What is needed —
Your copy of the data should match it exactly, leaving out only the pictures.

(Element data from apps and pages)
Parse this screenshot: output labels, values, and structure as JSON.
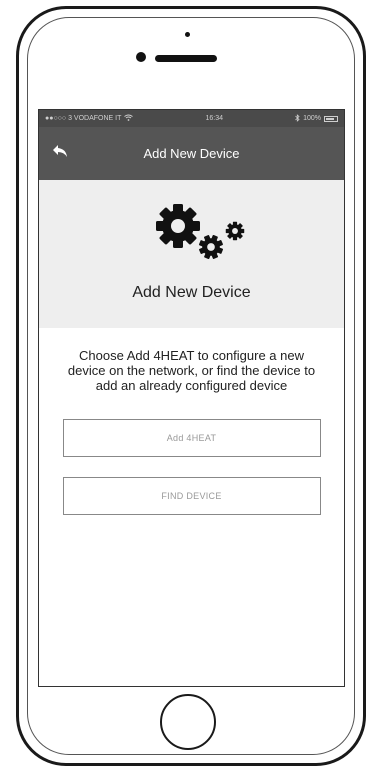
{
  "status_bar": {
    "carrier": "●●○○○ 3 VODAFONE IT",
    "time": "16:34",
    "battery_level": "100%"
  },
  "nav": {
    "title": "Add New Device"
  },
  "hero": {
    "title": "Add New Device"
  },
  "main": {
    "description": "Choose Add 4HEAT to configure a new device on the network, or find the device to add an already configured device",
    "add_button_label": "Add 4HEAT",
    "find_button_label": "FIND DEVICE"
  },
  "icons": {
    "back": "back-arrow-icon",
    "hero": "gears-icon",
    "wifi": "wifi-icon",
    "bluetooth": "bluetooth-icon",
    "battery": "battery-icon"
  },
  "colors": {
    "nav_background": "#555555",
    "hero_background": "#eeeeee",
    "button_border": "#888888"
  }
}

Response area —
Parse this screenshot: output labels, values, and structure as JSON.
{
  "status_bar": {
    "carrier": "●●○○○ 3 VODAFONE IT",
    "time": "16:34",
    "battery_level": "100%"
  },
  "nav": {
    "title": "Add New Device"
  },
  "hero": {
    "title": "Add New Device"
  },
  "main": {
    "description": "Choose Add 4HEAT to configure a new device on the network, or find the device to add an already configured device",
    "add_button_label": "Add 4HEAT",
    "find_button_label": "FIND DEVICE"
  },
  "icons": {
    "back": "back-arrow-icon",
    "hero": "gears-icon",
    "wifi": "wifi-icon",
    "bluetooth": "bluetooth-icon",
    "battery": "battery-icon"
  },
  "colors": {
    "nav_background": "#555555",
    "hero_background": "#eeeeee",
    "button_border": "#888888"
  }
}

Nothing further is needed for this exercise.